Czarnecki has loved video games for much of his life, and in spring 2008 joined Agora Games — a Troy, N.Y.-based company that builds websites for video games — as lead engineer for the company's Guitar Hero project.
"It's very exciting being part of a leading franchise out there," Czarnecki said. "We have a great team at Agora, so we've had the ability to work on [franchises like] Guitar Hero and Call of Duty. Knowing how to scale a system and gather player data allows us to work on big titles."
Prior to coming to Agora, Czarnecki was a computer scientist and software engineer for General Electric. "After almost 11 years at GE, I was just looking to do something different than what I had been doing," he said. "Being able to meld your passion or hobby into what you do, makes it not feel like work."
But, video gaming isn't Czarnecki's only interest. Several years ago, he co-authored Java Internationalization for O'Reilly and Associates, which explains how to write software targeted for multiple languages. His goal was to give programmers a different way of thinking about software for the international market. And, in 2003, he created blojsom, an open-source blogging software, which Apple adopted for its Tiger Server platform.

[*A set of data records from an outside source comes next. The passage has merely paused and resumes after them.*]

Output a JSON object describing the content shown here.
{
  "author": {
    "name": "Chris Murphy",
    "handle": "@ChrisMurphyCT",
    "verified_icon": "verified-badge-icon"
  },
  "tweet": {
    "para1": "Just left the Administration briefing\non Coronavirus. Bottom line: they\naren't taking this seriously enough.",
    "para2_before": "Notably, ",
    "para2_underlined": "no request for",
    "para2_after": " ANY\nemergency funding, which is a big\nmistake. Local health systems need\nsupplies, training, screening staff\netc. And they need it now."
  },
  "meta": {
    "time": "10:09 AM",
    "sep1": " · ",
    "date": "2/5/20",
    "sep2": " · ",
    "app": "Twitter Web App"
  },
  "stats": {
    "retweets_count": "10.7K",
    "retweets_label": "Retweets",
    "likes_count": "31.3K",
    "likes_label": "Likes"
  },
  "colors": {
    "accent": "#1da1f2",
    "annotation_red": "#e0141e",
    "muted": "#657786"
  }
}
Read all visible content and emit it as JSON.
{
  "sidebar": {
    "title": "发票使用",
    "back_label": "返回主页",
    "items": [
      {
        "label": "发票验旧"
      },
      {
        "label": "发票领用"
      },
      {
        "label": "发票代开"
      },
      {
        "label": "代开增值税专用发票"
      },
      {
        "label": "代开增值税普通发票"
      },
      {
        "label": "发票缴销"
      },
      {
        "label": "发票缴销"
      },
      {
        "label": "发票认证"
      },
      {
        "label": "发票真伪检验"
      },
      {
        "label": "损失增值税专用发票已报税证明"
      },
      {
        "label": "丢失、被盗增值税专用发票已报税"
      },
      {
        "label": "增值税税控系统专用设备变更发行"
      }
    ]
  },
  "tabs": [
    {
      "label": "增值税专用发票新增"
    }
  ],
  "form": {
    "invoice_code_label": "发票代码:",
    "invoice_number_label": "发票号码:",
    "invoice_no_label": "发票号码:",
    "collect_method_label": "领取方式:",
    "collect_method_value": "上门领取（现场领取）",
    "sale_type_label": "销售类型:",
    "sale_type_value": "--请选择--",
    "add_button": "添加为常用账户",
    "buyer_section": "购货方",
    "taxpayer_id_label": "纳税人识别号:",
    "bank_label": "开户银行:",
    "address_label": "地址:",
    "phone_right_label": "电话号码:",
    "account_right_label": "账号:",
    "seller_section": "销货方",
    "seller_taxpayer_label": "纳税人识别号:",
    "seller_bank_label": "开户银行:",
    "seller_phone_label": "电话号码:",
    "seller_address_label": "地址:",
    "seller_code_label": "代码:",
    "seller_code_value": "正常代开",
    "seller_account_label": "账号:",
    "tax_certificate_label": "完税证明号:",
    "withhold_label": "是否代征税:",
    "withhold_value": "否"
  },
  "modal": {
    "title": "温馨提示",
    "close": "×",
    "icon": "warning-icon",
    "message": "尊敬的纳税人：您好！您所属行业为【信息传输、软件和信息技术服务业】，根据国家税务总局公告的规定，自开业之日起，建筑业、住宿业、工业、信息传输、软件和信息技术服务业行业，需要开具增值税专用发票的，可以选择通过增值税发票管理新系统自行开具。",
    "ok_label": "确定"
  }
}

"[Blojsom] was a great way to show off [my skills], he said. “Here's a large programming project I released into the community. I support it, foster it and make sure it grows and does things that are useful for people using a blogging package."
Czarnecki — who found his current job with Agora on craigslist — talked with students about the changing career landscape, how to find a job in today's tight economy and how to connect with the University after graduation.
He hopes that current students understand that their futures depend somewhat on what they do as students. “A lot … is driven by what you do when you're here, such as internships,” he said. “If you're at Binghamton, you're in great position to go off and do great things once you leave the University."